The Space Network, the wireless communication system connecting astronauts inside the International Space Station to their colleagues on the ground, is getting an upgrade. The boost will double data rates.
Currently, astronauts aboard ISS are limited by a connectivity threshold of 300 megabits per second, about twice the speed of most home WiFi networks.
“Fundamentally, this upgrade of both the onboard and ground data communications systems enables an increase in the scientific output from the space station,” Mark Severance, network director of human spaceflight at NASA’s Goddard Space Flight Center, said in a news release. “Increasing the data downlink rates from the station will allow the manifestation of new experiments and technology demonstrations that have higher data-rate requirements than could previously be accommodated.”
The Space Network consists of a constellation of relay satellites circling Earth in geosynchronous orbit. NASA spacecrafts beam data to the nearest satellite. The data is relayed from the satellite to a ground terminal and ultimately ends up at one of NASA’s data centers.
The wireless communication system allows NASA to download scientific data from instruments installed on its various spacecraft. The system also allows astronauts on the space station to conduct video interviews and audio conversations.
In total, 40 NASA missions rely on the Space Network, including the Hubble Space Telescope. An average of 28 terabytes of information are transmitted across the network every day.
Ground terminals in White Sands, New Mexico, and Guam are set to receive hardware upgrades to double download speeds. A new craft will be added to the Tracking and Data Relay Satellites fleet in 2017, further boosting the system’s capabilities.

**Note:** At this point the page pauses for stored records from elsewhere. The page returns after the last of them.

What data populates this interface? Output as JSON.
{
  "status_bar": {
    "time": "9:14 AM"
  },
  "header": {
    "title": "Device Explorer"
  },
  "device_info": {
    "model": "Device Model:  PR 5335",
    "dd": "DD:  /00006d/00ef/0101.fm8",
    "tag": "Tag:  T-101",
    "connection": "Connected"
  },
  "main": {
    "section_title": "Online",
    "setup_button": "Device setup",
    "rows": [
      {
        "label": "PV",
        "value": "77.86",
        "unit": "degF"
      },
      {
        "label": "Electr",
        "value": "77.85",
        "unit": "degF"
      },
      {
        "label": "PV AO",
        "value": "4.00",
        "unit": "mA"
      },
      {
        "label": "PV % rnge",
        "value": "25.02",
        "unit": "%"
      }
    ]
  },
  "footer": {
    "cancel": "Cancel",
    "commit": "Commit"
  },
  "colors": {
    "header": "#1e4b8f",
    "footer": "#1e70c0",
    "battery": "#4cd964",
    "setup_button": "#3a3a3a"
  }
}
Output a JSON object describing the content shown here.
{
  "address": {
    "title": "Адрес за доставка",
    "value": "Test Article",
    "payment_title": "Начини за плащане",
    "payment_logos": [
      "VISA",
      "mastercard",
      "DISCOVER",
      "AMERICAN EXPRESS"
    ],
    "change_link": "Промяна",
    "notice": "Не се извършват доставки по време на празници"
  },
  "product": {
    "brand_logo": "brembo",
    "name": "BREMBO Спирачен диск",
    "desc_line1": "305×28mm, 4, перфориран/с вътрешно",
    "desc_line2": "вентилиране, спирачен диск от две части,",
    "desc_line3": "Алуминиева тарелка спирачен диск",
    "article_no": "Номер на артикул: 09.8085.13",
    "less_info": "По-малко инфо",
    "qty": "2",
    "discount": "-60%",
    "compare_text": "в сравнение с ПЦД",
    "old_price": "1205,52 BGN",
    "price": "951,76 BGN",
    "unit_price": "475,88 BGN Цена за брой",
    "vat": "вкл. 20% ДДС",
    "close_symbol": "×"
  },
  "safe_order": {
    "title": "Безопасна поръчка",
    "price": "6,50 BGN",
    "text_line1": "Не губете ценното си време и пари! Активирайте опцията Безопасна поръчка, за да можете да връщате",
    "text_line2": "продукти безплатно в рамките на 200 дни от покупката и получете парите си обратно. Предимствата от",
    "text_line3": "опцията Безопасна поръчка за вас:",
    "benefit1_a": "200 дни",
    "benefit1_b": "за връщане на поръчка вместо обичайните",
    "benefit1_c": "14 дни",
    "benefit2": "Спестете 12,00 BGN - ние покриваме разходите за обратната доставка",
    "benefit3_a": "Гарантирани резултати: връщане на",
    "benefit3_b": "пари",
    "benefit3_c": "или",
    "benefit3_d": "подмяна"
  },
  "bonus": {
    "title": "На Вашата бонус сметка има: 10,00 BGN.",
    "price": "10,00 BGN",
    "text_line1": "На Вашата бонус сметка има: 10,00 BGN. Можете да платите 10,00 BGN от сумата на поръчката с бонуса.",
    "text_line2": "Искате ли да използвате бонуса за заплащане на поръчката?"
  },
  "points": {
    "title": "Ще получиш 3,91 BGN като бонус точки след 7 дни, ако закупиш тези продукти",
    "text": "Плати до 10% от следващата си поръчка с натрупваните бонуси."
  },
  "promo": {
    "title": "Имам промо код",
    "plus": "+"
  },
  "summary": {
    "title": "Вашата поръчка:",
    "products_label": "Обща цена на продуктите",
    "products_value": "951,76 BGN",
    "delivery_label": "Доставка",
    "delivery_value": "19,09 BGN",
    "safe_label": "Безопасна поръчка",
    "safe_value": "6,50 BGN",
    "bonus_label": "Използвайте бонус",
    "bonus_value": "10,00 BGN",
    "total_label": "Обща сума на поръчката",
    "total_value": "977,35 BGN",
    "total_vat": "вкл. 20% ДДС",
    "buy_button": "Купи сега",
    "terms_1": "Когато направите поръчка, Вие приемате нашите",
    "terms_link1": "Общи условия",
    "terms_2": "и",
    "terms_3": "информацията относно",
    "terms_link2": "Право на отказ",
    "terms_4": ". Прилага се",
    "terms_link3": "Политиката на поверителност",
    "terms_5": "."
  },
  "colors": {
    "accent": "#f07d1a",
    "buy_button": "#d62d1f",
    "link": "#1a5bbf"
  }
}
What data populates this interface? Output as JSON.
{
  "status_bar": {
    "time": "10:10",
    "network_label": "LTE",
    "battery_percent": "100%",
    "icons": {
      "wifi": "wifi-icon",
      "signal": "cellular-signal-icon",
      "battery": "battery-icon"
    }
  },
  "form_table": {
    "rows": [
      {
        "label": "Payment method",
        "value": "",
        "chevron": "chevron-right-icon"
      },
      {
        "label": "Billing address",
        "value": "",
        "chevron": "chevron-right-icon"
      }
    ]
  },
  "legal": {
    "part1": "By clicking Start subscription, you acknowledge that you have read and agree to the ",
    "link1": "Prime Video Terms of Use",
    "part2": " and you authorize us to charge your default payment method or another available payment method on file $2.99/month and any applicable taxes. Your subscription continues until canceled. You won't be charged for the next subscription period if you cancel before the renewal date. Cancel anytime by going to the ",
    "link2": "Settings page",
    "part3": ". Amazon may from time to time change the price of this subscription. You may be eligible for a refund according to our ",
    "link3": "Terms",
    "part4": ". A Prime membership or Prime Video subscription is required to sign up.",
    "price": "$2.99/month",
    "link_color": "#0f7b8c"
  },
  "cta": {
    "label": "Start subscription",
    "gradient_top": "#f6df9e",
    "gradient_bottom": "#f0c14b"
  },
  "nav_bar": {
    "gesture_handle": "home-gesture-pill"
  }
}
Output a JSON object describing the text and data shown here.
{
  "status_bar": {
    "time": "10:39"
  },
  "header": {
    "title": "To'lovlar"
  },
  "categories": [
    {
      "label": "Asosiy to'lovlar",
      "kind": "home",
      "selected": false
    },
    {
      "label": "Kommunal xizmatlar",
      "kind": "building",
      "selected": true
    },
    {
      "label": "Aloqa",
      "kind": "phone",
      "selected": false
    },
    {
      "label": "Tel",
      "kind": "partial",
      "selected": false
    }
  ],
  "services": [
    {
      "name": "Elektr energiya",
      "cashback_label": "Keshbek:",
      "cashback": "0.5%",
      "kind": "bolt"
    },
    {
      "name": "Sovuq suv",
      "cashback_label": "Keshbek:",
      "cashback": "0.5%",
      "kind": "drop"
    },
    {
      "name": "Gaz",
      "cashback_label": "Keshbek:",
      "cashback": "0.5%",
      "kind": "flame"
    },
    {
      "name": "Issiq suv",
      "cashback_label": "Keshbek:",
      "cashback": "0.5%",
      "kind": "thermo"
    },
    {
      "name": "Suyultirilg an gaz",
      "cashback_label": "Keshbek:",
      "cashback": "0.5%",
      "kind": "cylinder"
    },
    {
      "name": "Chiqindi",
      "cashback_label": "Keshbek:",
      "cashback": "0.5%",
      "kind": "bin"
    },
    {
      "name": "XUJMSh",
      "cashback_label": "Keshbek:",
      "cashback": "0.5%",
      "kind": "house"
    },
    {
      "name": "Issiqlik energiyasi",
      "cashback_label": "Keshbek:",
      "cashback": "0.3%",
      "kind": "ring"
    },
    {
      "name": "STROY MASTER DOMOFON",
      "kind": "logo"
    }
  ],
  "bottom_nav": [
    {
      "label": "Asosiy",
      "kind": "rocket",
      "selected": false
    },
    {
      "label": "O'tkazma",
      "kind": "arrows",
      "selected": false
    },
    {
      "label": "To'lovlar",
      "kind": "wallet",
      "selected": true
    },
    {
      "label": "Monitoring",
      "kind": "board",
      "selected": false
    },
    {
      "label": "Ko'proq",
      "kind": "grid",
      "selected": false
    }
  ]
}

“The project is committed to evolving the Space Network to enable new mission concepts by simplifying customer interfaces, increasing customer data rates, and enabling new concepts of operations,” said project manager Ted Sobchak.
Filed Under: Aerospace + defense